In yesterday's review of "The Amsterdam Avenue Theater Presents Direct From Death Row The Scottsboro Boys," there wasan erroneous reference to the NAACP. The civil rights organization mentioned in the play is fictitious.
The Amsterdam Avenue Theater Presents Direct From Death Row The Scottsboro Boys. Book, music and lyrics by Mark Stein; directed by Harry Bagdasian; set by Russell Metheny; choreography by Anne Reynolds Day; musical direction by Bob Davis and David Wonsey, musicians; with Walt Lockman, Kelly Kennedy, Ron Canada, Caron Tate, Jerome Huggins, Joseph E. Kelliebrew, Benjamin Wright and Michael Mack.
At the New Playwrights' Theatre through Nov. 16.
"The Amsterdam Avenue Theater Presents Direct From Death Row The Scottsboro Boys" isa play with an excess of title and a shortage of substance.
Mark Stein's musical fantasy, which opened Sunday at theNew Playwrights' Theatre, is based on the saga of the Scottsboro Boys, nine poor Southern blacks convicted of raping two white women aboard a freight train in 1931. Four of them were briefly lured into show business after their release from prison, and Stein imagines them doing a song-and-dance version of their judicial travails under the sponsorship of one "Alfredo W. Sigmund," a small-time New York vaudeville promoter.
This may or may not have been an idea rife with exciting possibilities, but playwright (and composer/lyricist)Stein has not found them. His notion is to alternate between the vaudeville show itself and a behind-the-scenes tug-of-war for control of the Scottsboro Boys, with the slimy promoter (Walt Lockman), a Communist Party functionary (Kelly Kennedy) and an NAACP leader (Ron Canada) as the tuggers.

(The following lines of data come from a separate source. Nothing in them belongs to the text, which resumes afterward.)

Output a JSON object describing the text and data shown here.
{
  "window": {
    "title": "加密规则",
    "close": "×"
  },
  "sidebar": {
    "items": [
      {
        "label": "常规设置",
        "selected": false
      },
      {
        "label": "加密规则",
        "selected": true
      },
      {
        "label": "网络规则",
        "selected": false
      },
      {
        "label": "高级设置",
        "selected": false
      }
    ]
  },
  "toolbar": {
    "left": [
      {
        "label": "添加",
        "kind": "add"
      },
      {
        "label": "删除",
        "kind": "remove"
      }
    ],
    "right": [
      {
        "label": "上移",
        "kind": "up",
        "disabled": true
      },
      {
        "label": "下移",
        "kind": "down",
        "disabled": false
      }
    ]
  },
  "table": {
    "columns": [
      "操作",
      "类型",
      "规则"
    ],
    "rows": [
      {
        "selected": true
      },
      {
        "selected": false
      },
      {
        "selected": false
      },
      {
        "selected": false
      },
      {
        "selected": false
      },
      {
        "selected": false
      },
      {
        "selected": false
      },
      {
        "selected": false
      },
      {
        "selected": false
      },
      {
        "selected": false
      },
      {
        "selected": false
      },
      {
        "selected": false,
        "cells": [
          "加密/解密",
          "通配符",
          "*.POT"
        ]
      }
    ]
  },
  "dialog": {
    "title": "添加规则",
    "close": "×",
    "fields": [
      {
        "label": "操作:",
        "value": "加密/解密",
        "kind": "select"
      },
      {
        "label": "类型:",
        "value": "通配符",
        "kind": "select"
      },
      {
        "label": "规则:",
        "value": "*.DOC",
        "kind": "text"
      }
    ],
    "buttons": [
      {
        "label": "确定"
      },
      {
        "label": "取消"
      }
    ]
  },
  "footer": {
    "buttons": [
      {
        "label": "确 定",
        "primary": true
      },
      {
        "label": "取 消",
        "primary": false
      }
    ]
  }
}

The manipulation of a cause celebre by hypocritical opportunists is not the freshest of ideas. It has figured in plays and movies about the Scopes Trial, the Sacco and Vanzetticase, Joe Hill, the Rosenbergs, Alger Hiss, J. Robert Oppenheimer and other legal-political controversies. To his credit, Stein has struggled to keep his story out of these old ruts -- but the struggle shows.
In his desire to avoid thecliche of an idealistic liberal figure trying to win justice for the underdog, Stein has made his NAACP official, the Rev. Hoover Wakefield, so oily and underhanded that it is hard to see much difference betweeen him and his antagonists, although (we are told) he alone aims to free the Scottsboro Boys rather than exploit them. Otherwise, the characterizations are depressingly typical of the whole liberal docu-drama tradition. Once the promoter has sold the Boys on showbusiness, for example, he produces a prepared contract and tells them to "put your little signatures on that and we'll be in business."

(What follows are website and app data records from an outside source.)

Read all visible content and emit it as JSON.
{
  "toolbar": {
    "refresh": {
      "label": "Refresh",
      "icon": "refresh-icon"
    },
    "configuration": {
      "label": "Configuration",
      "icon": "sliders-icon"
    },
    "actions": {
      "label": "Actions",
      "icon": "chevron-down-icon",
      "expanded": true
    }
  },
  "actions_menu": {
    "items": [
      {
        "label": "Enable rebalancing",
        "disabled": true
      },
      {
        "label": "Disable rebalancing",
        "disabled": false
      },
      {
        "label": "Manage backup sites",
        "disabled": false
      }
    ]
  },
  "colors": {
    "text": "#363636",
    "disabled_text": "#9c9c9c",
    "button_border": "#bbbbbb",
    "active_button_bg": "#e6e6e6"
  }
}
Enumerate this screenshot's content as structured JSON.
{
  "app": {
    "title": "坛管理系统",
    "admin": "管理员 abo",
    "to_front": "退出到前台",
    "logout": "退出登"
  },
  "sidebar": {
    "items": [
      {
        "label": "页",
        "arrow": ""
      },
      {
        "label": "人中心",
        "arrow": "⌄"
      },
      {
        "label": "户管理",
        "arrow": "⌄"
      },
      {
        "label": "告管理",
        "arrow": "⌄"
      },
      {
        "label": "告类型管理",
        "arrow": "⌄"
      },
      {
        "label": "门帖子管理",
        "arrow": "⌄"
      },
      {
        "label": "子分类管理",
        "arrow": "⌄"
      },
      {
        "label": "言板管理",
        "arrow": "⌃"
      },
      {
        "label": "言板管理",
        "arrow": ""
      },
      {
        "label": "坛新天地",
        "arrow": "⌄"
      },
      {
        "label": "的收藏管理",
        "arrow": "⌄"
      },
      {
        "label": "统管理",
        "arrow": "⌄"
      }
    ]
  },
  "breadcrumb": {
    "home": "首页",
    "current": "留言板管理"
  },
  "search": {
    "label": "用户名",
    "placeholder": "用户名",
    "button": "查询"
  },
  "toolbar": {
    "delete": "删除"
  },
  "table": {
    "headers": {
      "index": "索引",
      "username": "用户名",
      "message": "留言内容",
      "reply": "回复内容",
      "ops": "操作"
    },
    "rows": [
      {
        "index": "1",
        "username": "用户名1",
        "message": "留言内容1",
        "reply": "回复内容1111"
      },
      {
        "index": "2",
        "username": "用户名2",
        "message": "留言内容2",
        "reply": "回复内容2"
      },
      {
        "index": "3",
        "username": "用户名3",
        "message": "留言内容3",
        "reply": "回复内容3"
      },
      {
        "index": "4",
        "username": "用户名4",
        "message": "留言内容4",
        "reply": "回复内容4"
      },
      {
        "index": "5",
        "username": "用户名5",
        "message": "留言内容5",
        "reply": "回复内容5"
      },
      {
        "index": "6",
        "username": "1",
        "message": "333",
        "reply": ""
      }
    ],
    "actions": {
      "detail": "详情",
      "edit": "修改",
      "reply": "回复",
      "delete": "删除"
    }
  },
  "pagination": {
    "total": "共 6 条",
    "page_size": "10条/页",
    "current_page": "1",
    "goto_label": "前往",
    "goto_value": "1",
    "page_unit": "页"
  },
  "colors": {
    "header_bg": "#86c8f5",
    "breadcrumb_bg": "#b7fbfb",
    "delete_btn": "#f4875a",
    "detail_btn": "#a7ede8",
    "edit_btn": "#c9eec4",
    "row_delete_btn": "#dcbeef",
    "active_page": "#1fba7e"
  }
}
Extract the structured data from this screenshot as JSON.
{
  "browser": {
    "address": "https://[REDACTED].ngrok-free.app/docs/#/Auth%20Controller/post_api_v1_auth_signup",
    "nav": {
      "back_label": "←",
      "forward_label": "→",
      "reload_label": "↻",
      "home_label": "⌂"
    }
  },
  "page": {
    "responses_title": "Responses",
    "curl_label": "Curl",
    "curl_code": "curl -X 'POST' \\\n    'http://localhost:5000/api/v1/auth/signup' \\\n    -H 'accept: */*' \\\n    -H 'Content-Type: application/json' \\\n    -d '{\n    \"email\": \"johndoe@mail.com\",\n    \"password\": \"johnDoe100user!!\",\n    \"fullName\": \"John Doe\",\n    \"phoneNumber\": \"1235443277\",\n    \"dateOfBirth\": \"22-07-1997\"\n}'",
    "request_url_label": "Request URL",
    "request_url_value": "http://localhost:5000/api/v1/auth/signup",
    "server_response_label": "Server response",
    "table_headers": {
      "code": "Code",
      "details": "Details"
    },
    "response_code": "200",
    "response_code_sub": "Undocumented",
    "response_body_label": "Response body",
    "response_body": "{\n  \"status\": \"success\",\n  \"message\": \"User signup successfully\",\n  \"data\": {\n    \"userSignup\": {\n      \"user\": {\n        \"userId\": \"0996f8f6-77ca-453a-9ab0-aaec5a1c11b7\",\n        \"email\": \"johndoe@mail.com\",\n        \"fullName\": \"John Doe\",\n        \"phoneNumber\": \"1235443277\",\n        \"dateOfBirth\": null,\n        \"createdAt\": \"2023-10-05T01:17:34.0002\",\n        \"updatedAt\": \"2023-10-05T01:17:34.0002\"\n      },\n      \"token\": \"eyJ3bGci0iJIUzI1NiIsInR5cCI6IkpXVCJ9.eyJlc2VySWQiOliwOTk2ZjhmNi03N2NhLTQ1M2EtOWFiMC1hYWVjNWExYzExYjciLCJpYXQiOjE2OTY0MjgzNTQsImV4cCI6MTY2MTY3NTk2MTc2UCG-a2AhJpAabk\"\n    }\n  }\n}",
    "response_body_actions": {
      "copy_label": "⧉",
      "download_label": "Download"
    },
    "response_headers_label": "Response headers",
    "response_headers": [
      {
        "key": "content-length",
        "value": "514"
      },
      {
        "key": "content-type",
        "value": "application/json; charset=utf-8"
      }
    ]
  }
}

Structurally, Stein has resisted the usual courtroom-drama format -- arrest, trial, resolution -- only to come up with a repetitive, confusing and uninvolving alternative. The key question is: Will the Scottsboro Boys participate in this degrading entertainment, or won't they? At first they won't. Then they will. Then they won't. Thenthey will. Then they . . . Well, only the playwright knowsfor sure.
In between all this mind-changing, we see scenes and songs from the show-within-the-show, where most of this production's meager charm lies. The liveliest episode has the two alleged rape victims singing about their rape on the witness stand, and doing an arm-and-arm finale with the Scottsboro Boys themselves. Here is a flash of the same comic flair Stein showed in his earlier "Pinnacle," also produced by New Playwrights'. And as an added virtue, this scene features Caron Tate, a terrific singer and performer who makes a funny (if familiar) bit out of repeatedly plucking a scarlet handkerchief from her bosom at emotional moments in hertestimony.
There are other talented people at work in "The Scottsboro Boys," but this is one of those misguided projects that tends to submerge rather than display its talent.